Nice post, Seabrooke. A couple of points to add. First, have you checked out Capinera et al’s Field Guide to Grasshoppers, Katydids, and Crickets of the United States? You should pick up a copy – it’s got a lot of good information.
Interestingly, Roesel’s Katydid is common on my property in southwestern Pennsylvania, and has been for several years, despite the fact that the 2004 range map in Capinera et al shows it extending only to northeastern and northcentral PA. Clearly this species is on the move!
I know of the guide, Matt, but haven’t got myself a copy. I could buy so many books if only I had the cash! I’ve been trying to use BugGuide or other resources, but they only go so far.
That’s interesting about Roesel’s Katydid having reached your place despite not being on the maps as of five years ago. It’s amazing how fast some of these species are able to spread.
Great photos! It’s very cool that you have the area nearby where you can take a simple walk and enjoy such beautiful and diverse creatures.
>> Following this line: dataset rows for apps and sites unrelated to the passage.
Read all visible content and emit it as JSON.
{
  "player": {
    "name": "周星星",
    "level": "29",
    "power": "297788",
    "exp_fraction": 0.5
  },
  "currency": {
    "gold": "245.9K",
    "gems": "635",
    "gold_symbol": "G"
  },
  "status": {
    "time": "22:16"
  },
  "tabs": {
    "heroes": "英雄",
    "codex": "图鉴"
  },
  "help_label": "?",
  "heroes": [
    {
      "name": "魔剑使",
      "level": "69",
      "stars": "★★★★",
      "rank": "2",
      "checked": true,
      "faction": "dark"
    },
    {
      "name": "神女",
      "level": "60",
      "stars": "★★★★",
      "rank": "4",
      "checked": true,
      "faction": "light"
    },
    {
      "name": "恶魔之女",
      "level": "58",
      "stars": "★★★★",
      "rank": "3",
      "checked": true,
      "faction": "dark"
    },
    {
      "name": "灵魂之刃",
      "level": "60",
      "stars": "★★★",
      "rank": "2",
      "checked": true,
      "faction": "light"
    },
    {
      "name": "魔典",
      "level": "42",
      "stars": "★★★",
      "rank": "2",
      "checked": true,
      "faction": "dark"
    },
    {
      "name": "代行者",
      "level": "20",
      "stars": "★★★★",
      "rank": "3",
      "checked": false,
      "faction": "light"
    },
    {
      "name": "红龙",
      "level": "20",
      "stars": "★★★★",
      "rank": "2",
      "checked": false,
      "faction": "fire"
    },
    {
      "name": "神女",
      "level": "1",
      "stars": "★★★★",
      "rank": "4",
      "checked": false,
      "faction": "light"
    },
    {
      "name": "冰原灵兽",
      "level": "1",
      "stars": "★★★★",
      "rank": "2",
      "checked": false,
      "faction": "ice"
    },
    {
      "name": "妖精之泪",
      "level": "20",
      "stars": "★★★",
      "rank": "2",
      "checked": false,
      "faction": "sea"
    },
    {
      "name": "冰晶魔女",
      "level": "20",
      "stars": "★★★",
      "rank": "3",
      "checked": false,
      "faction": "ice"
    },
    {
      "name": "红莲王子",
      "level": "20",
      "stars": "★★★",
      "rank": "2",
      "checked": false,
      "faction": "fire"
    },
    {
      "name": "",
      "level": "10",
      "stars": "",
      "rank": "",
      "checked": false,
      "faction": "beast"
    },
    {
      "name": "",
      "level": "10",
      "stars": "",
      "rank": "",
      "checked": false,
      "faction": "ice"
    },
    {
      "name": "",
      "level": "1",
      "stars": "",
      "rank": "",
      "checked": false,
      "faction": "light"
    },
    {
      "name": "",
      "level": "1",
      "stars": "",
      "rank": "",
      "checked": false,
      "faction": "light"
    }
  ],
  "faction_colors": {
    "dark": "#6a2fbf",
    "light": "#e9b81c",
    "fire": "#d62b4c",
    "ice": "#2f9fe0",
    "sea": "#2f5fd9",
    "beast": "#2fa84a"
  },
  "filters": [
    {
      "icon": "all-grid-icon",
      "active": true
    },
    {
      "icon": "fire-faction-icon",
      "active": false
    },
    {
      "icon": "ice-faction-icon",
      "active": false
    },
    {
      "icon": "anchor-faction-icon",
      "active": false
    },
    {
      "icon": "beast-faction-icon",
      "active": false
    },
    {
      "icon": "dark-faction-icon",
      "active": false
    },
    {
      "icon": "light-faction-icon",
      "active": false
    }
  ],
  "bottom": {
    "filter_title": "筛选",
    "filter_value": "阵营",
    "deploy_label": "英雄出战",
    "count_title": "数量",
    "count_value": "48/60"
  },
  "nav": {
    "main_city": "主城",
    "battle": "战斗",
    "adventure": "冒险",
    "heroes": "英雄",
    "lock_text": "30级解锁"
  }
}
And I really appreciated your explanation of the frustration in trying to ID insects. They outnumber everything else on the planet, so I feel your pain: I’ve spent hours just trying to pin down one ID… let alone several.
I wouldn’t have it any other way, Jason. I spent several years in a suburban environment, through school and immediately after graduation, and felt completely stifled. The first chance I had to move back to the countryside, I took it (it did require some convincing on the part of my suburban-raised boyfriend, though).
Often the IDs are the most time-consuming part of my posts. It’s amazing how long it can sometimes take just to figure out what species something is!
What a pleasure to stumble upon your blog. My sons and and I were searching for video of a mayfly hatch— like one that mesmerized us at our lake late a few night ago. On an impulse, we followed the “frozen frog” trail (frogs being another favorite) and we found you. Lucky us.
I am sure you know about this, but in case not—here’s a site we like for insect song.
I will follow you on Twitter.
forgot to send the link. Silly me.
When I saw the post’s title I immediate thhgout of David Carradine and that Kung Fu series from the 70s. Do you hear the grasshopper which is at your feet? and so on.The good luck bit of the definition sounds promising: best to dwell on anything positive. We had two brown rats in our garden yesterday never had any before but even rats seem to have a good aspect in symbolism (hopefully).